It is always better to pay your debt off in full if possible. … The account will be reported to the credit bureaus as “settled” or “account paid in full for less than the full balance.” Any time you don’t repay the full amount owed, it will have a negative effect on credit scores.
What should you not say to debt collectors?
5 Things You Should NEVER Say To A Debt CollectorNever Give Them Your Personal Information. … Never Admit That The Debt Is Yours. … Never Provide Bank Account Information Or Pay Over The Phone. … Don’t Take Any Threats Seriously. … Asking To Speak To A Manager Will Get You Nowhere. … Tell Them You Know Your Rights.More items…•
Is it better to pay off credit cards or collections first?
Debt snowball: Coined by personal finance expert Dave Ramsey, the debt snowball method focuses on paying off the smallest debt first, while maintaining minimum monthly payments on all other debts.
How do I get a paid collection removed from my credit report?
Typically, the only way to remove a collection account from your credit reports is by disputing it. But if the collection is legitimate, even if it’s paid, it’ll likely only be removed once the credit bureaus are required to do so by law.
Can paying off collections raise your credit score?
When you pay or settle a collection and it is updated to reflect the zero balance on your credit reports, your FICO® 9 and VantageScore 3.0 and 4.0 scores may improve. … This means despite it being a good idea to pay or settle your collections, a higher credit score may not be the result.
How long does it take for credit score to go up after paying off collections?
When you pay off a credit account, the lender will update their records and report that update to Experian. Lenders typically report the account at the end of its billing cycle, so it could be as long as 30 to 45 days from the time you pay the account off until you see the change on your credit report.
How can I get a collection removed without paying?
There are 3 ways to remove collections without paying: 1) Write and mail a Goodwill letter asking for forgiveness, 2) study the FCRA and FDCPA and craft dispute letters to challenge the collection, and 3) Have a collections removal expert delete it for you.
Do collections go away after paying?
Any collection entries related to the same original debt will disappear from your credit report seven years from the date of the first missed payment that led up to the charge-off.
Can I remove settled debts from credit report?
Credit scores can be affected by outstanding debt, even if it no longer exists. Navigating debt negotiations can be tricky, especially if you settled with a company for less than you owe. But a company can and will remove a settled debt from your credit history, if you know how to ask.
Why did my credit score go down when I paid off my car?
If the loan you paid off was your only installment account, you might lose some points because you no longer have a mix of different types of open accounts. It was your only account with a low balance: The balances on your open accounts can also impact your credit scores.
Why did my credit score drop when I paid off collections?
It is not uncommon for credit scores to drop after paying off a collection account. You must consider several factors as to why your credit score dropped. The first is to look at the age of the debt. The older the date of the debt, the less impact it has on your credit score.
Can I pay the original creditor instead of the collection agency?
Ask the debt collector if they own the debt.
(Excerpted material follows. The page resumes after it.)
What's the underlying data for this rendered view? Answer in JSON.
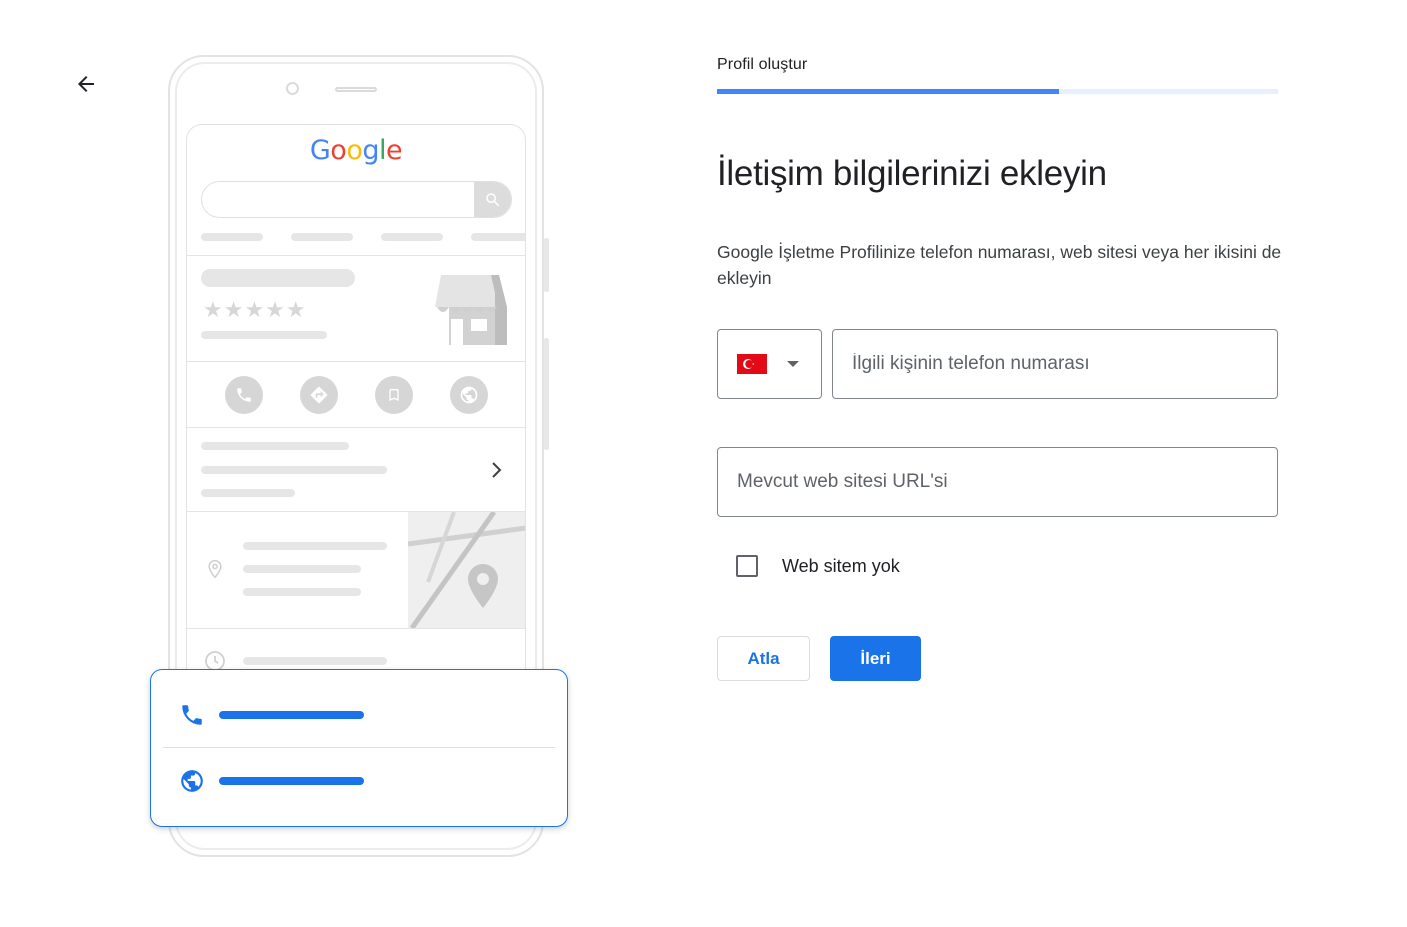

If not, you still might be able to negotiate with the original creditor. Often the last straw, the original creditor might sell the debt to a collection agency. In this case, the debt collector owns the debt, so any payment is made to the collection agency.